www.lawgazette.co.uk/law/in-defence-of-refugees/5037642.article

and at:

www.lawgazette.co.uk/law/ccrc-concern-over-advice-given-to-refugees/66102.fullarticle

 

This press release was issued by the Criminal Cases Review Commission. For further enquires call  0121 233 1473 or e-mail press@ccrc.gov.uk

 

Notes for editors

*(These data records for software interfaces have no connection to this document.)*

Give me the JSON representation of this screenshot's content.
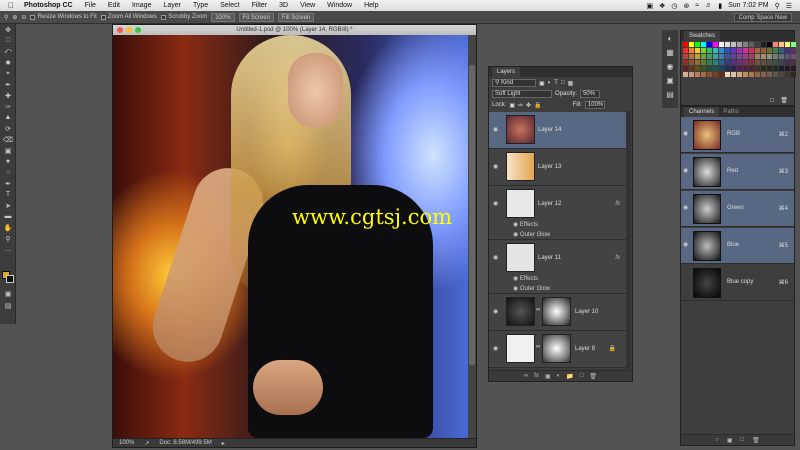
{
  "menubar": {
    "app_name": "Photoshop CC",
    "menus": [
      "File",
      "Edit",
      "Image",
      "Layer",
      "Type",
      "Select",
      "Filter",
      "3D",
      "View",
      "Window",
      "Help"
    ],
    "clock": "Sun 7:02 PM"
  },
  "options_bar": {
    "resize_windows": "Resize Windows to Fit",
    "zoom_all": "Zoom All Windows",
    "scrubby_zoom": "Scrubby Zoom",
    "btn_100": "100%",
    "btn_fit": "Fit Screen",
    "btn_fill": "Fill Screen",
    "workspace": "Comp Space New"
  },
  "document": {
    "title": "Untitled-1.psd @ 100% (Layer 14, RGB/8) *",
    "zoom": "100%",
    "doc_size": "Doc: 8.58M/499.5M"
  },
  "watermark": "www.cgtsj.com",
  "layers_panel": {
    "tab": "Layers",
    "filter": "Kind",
    "blend_mode": "Soft Light",
    "opacity_label": "Opacity:",
    "opacity": "50%",
    "lock_label": "Lock:",
    "fill_label": "Fill:",
    "fill": "100%",
    "layers": [
      {
        "name": "Layer 14"
      },
      {
        "name": "Layer 13"
      },
      {
        "name": "Layer 12",
        "effects": "Effects",
        "effect": "Outer Glow"
      },
      {
        "name": "Layer 11",
        "effects": "Effects",
        "effect": "Outer Glow"
      },
      {
        "name": "Layer 10"
      },
      {
        "name": "Layer 8"
      }
    ],
    "fx": "fx"
  },
  "swatches_panel": {
    "tab": "Swatches"
  },
  "channels_panel": {
    "tabs": [
      "Channels",
      "Paths"
    ],
    "channels": [
      {
        "name": "RGB",
        "key": "⌘2"
      },
      {
        "name": "Red",
        "key": "⌘3"
      },
      {
        "name": "Green",
        "key": "⌘4"
      },
      {
        "name": "Blue",
        "key": "⌘5"
      },
      {
        "name": "Blue copy",
        "key": "⌘6"
      }
    ]
  },
  "colors": {
    "foreground": "#e6a51f",
    "background": "#111111",
    "selection": "#596882"
  },
  "swatch_colors": [
    "#ff0000",
    "#ffff00",
    "#00ff00",
    "#00ffff",
    "#0000ff",
    "#ff00ff",
    "#ffffff",
    "#e0e0e0",
    "#c0c0c0",
    "#a0a0a0",
    "#808080",
    "#606060",
    "#404040",
    "#202020",
    "#000000",
    "#ff8080",
    "#ffc080",
    "#ffff80",
    "#80ff80",
    "#f03030",
    "#f08030",
    "#f0d030",
    "#80d030",
    "#30c060",
    "#30c0b0",
    "#3090d0",
    "#3050c0",
    "#6030c0",
    "#a030c0",
    "#d030a0",
    "#d03060",
    "#b06040",
    "#906030",
    "#707030",
    "#408050",
    "#306080",
    "#403080",
    "#603060",
    "#c04040",
    "#c07040",
    "#c0a040",
    "#70a040",
    "#40a060",
    "#40a0a0",
    "#4080b0",
    "#4050a0",
    "#6040a0",
    "#8040a0",
    "#a04080",
    "#a04060",
    "#a08060",
    "#a09070",
    "#909080",
    "#708070",
    "#607080",
    "#605080",
    "#705070",
    "#903030",
    "#905030",
    "#907030",
    "#608030",
    "#308050",
    "#308080",
    "#306090",
    "#304080",
    "#503080",
    "#703080",
    "#803060",
    "#803040",
    "#705040",
    "#605040",
    "#505040",
    "#405040",
    "#404050",
    "#403050",
    "#503040",
    "#602020",
    "#603820",
    "#605020",
    "#405020",
    "#205030",
    "#205050",
    "#204060",
    "#203050",
    "#302050",
    "#502050",
    "#502040",
    "#502030",
    "#403020",
    "#302818",
    "#282818",
    "#203018",
    "#182030",
    "#201830",
    "#281820",
    "#d8b090",
    "#c89878",
    "#b88060",
    "#a86848",
    "#905030",
    "#784020",
    "#603010",
    "#f0d8c0",
    "#e0c0a0",
    "#d0a880",
    "#c09060",
    "#b07850",
    "#a06040",
    "#886050",
    "#706050",
    "#605850",
    "#504840",
    "#403830",
    "#302820"
  ]
}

  1. The Commission is an independent body set up under the Criminal Appeal Act 1995. It is responsible for reviewing suspected and alleged miscarriages of criminal justice in England, Wales and Northern Ireland. It is based in Birmingham and is funded by the Ministry of Justice.

 

  1. There are currently 12 Commissioners who bring to the Commission considerable experience from a wide variety of backgrounds. Commissioners are appointed by the Queen on the recommendation of the Prime Minister in accordance with the Office for the Commissioner for Public Appointments’ Code of Practice.

 

  1. The Commission usually receives around 1,500 applications for reviews (convictions and/or sentences) each year.  Typically, around 3.5%, or one in 29, of all applications are referred to the appeal courts.

 

  1. The Commission considers whether, as a result of new evidence or argument, there is a real possibility that the conviction would not be upheld were a reference to be made.  New evidence or argument is argument or evidence which has not been raised during the trial or on appeal.  Applicants should usually have appealed first. A case can be referred in the absence of new evidence or argument or an earlier appeal only if there are “exceptional circumstances”.

 

  1. If a case is referred, it is then for the appeal court to decide whether the conviction is unsafe or the sentence unfair.

 

  1. The Commission is an independent body set up under the Criminal Appeal Act 1995. It is responsible for independently reviewing suspected and alleged miscarriages of criminal justice in England, Wales and Northern Ireland. It is based in Birmingham and is funded by the Ministry of Justice.

 

  1. There are currently 12 Commissioners who bring to the Commission considerable experience from a wide variety of backgrounds. Commissioners are appointed by the Queen on the recommendation of the Prime Minister in accordance with the Office for the Commissioner for Public Appointments’ Code of Practice.

 

  1. The Commission usually receives around 1,500 applications for reviews (convictions and/or sentences) each year.  Typically, around 3.5%, or one in 29, of all applications are referred to the appeal courts.

 

  1. The Commission considers whether, as a result of new evidence or argument, there is a real possibility that the conviction would not be upheld were a reference to be made.  New evidence or argument is argument or evidence which has not been raised during the trial or on appeal.  Applicants should usually have appealed first. A case can be referred in the absence of new evidence or argument or an earlier appeal only if there are “exceptional circumstances”.

 

  1. If a case is referred, it is then for the appeal court to decide whether the conviction is unsafe or the sentence unfair.

 

More details about the role and work of the Criminal Cases Review Commission can be found at www.ccrc.gov.uk The Commission can be found on Twitter using @ccrcupdate and on Facebook.